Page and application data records
'''

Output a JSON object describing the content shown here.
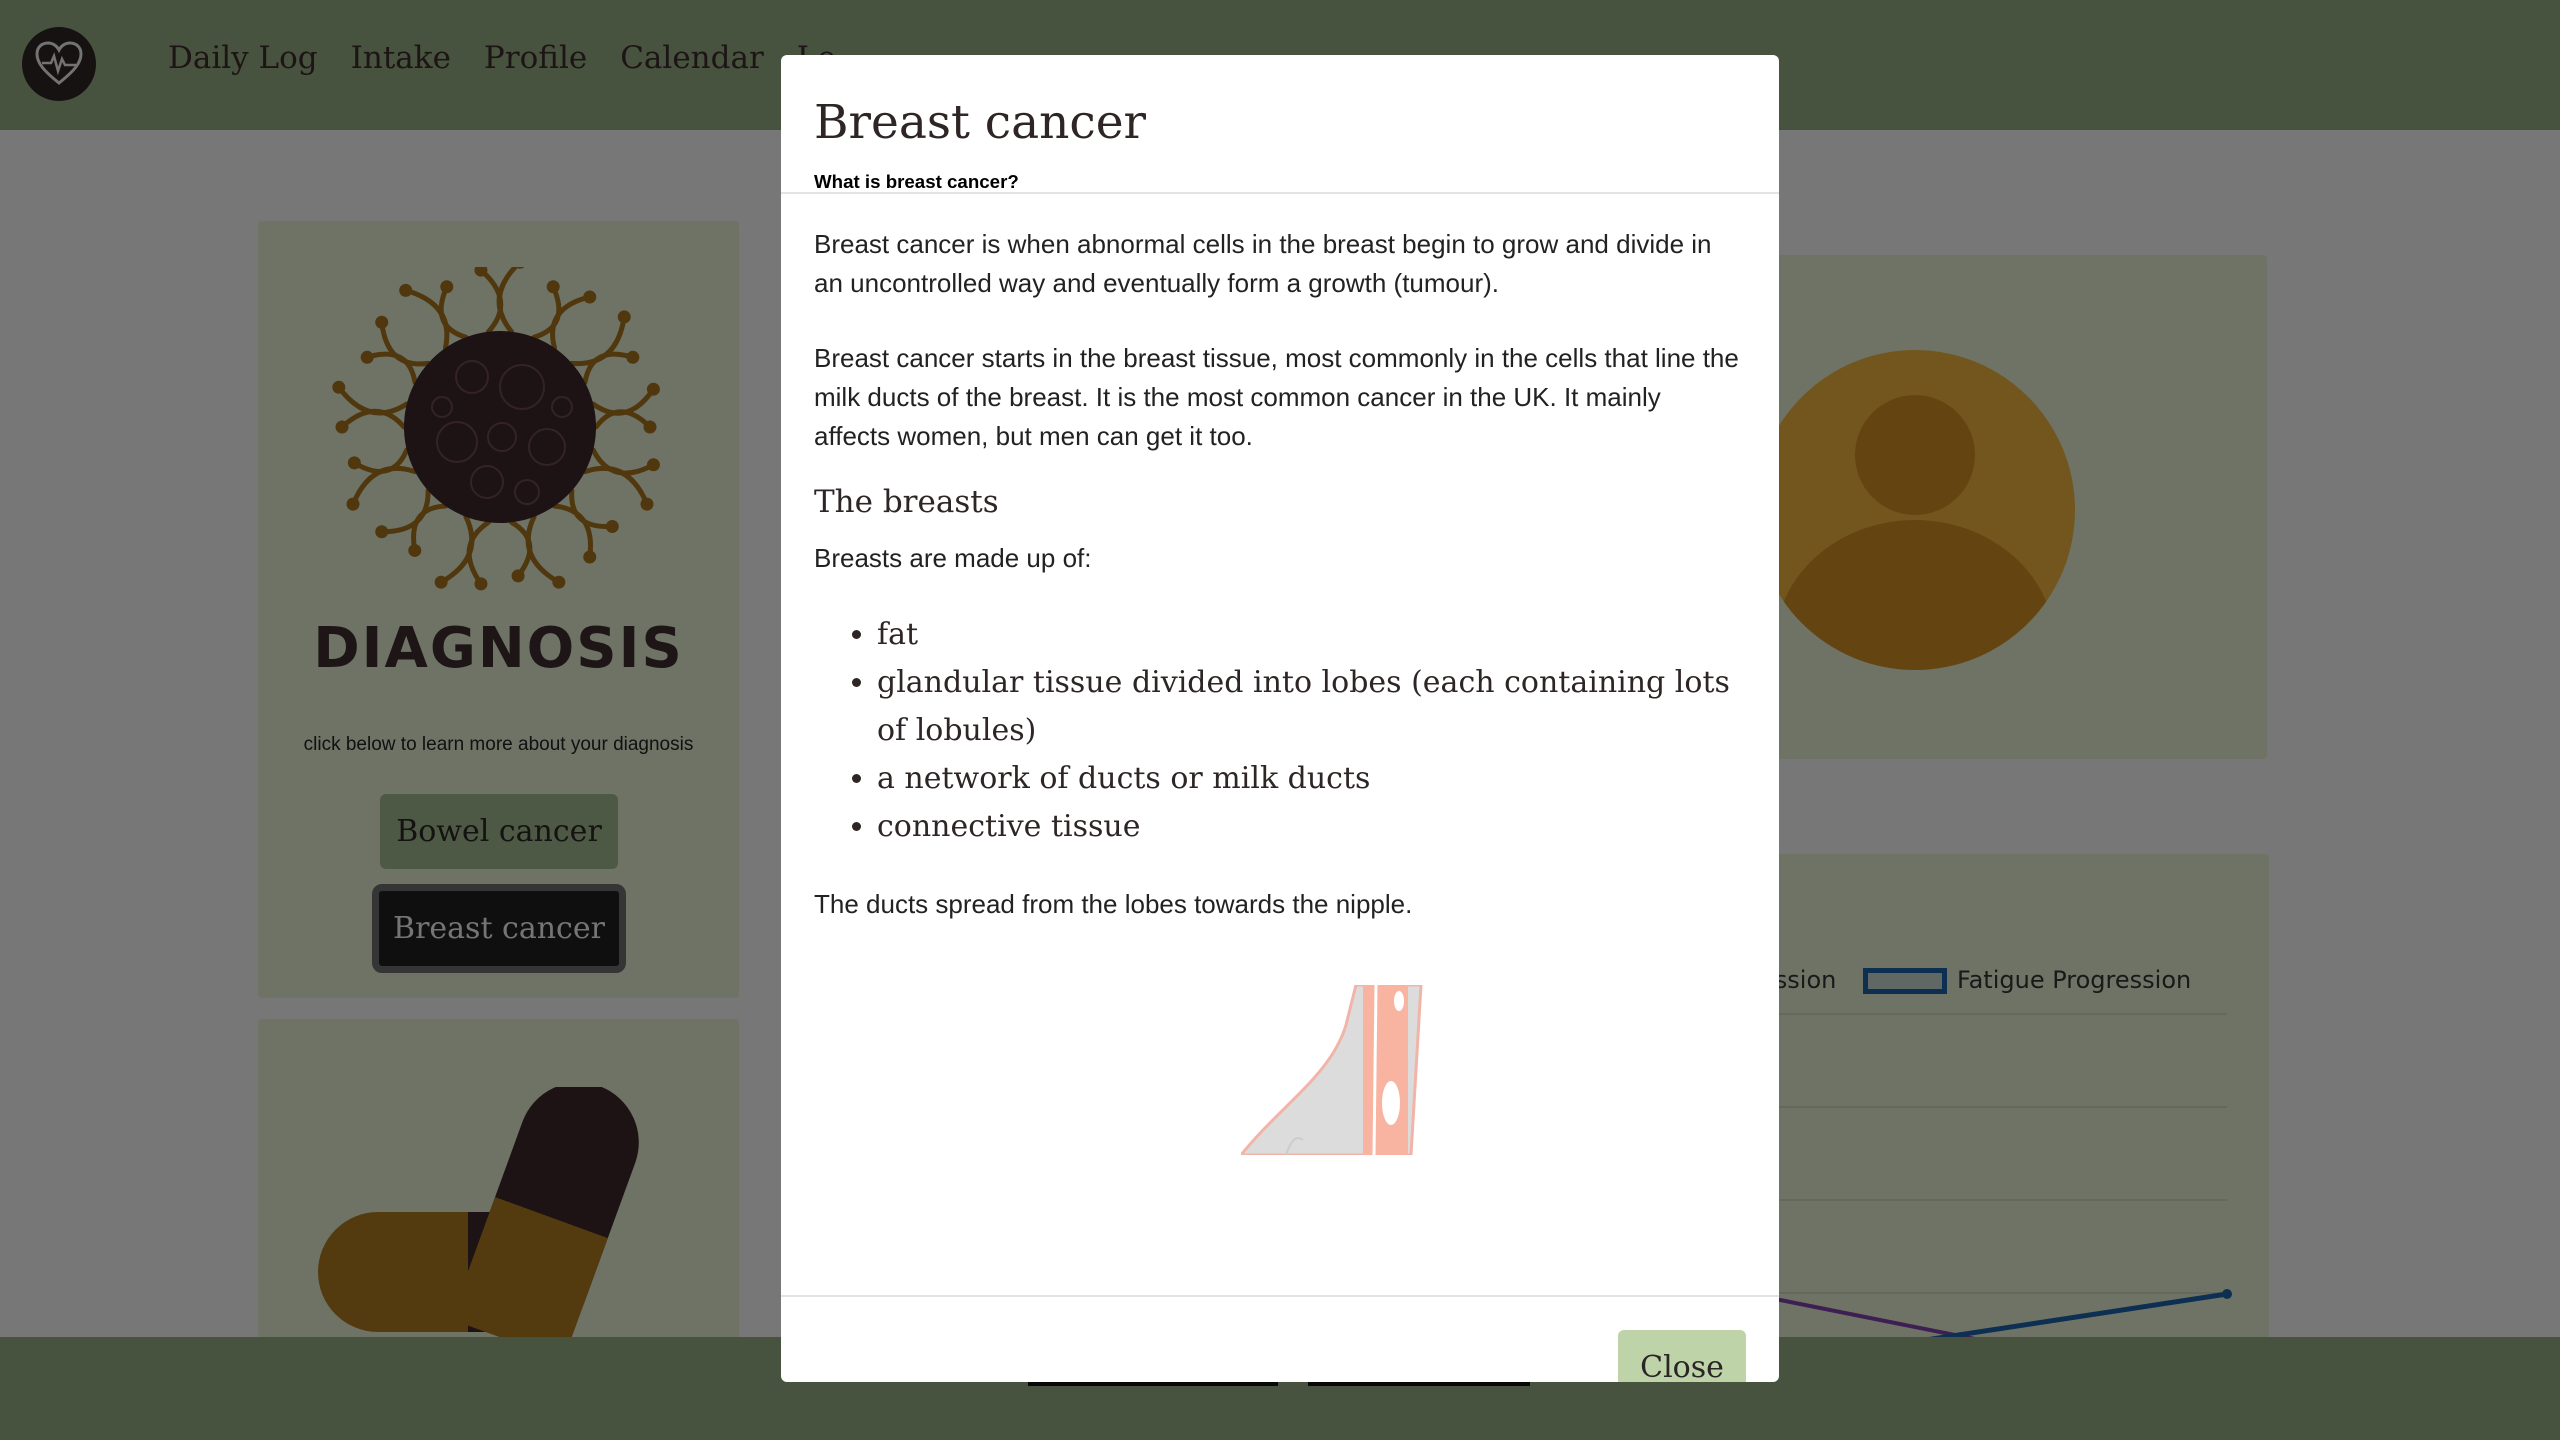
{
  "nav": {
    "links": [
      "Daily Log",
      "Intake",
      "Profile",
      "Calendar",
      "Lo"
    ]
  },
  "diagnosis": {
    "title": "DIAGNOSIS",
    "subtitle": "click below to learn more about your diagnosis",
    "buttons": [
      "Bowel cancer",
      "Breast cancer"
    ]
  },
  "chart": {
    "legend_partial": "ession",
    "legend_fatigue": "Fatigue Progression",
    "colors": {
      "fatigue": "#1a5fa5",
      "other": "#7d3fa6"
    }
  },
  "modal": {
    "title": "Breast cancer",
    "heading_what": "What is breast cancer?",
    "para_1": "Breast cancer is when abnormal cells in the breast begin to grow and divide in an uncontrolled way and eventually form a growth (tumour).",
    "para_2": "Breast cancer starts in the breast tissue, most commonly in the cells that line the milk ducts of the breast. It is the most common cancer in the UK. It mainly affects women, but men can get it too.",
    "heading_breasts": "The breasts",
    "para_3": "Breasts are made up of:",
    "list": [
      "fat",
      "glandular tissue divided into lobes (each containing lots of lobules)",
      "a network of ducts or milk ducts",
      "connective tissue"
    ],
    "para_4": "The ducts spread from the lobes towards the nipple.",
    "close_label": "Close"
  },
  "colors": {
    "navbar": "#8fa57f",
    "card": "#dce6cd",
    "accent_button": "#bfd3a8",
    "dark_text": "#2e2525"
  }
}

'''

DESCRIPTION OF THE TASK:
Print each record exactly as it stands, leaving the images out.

WRITTEN ANSWER:
Output a JSON object describing the content shown here.
{
  "nav": {
    "links": [
      "Daily Log",
      "Intake",
      "Profile",
      "Calendar",
      "Lo"
    ]
  },
  "diagnosis": {
    "title": "DIAGNOSIS",
    "subtitle": "click below to learn more about your diagnosis",
    "buttons": [
      "Bowel cancer",
      "Breast cancer"
    ]
  },
  "chart": {
    "legend_partial": "ession",
    "legend_fatigue": "Fatigue Progression",
    "colors": {
      "fatigue": "#1a5fa5",
      "other": "#7d3fa6"
    }
  },
  "modal": {
    "title": "Breast cancer",
    "heading_what": "What is breast cancer?",
    "para_1": "Breast cancer is when abnormal cells in the breast begin to grow and divide in an uncontrolled way and eventually form a growth (tumour).",
    "para_2": "Breast cancer starts in the breast tissue, most commonly in the cells that line the milk ducts of the breast. It is the most common cancer in the UK. It mainly affects women, but men can get it too.",
    "heading_breasts": "The breasts",
    "para_3": "Breasts are made up of:",
    "list": [
      "fat",
      "glandular tissue divided into lobes (each containing lots of lobules)",
      "a network of ducts or milk ducts",
      "connective tissue"
    ],
    "para_4": "The ducts spread from the lobes towards the nipple.",
    "close_label": "Close"
  },
  "colors": {
    "navbar": "#8fa57f",
    "card": "#dce6cd",
    "accent_button": "#bfd3a8",
    "dark_text": "#2e2525"
  }
}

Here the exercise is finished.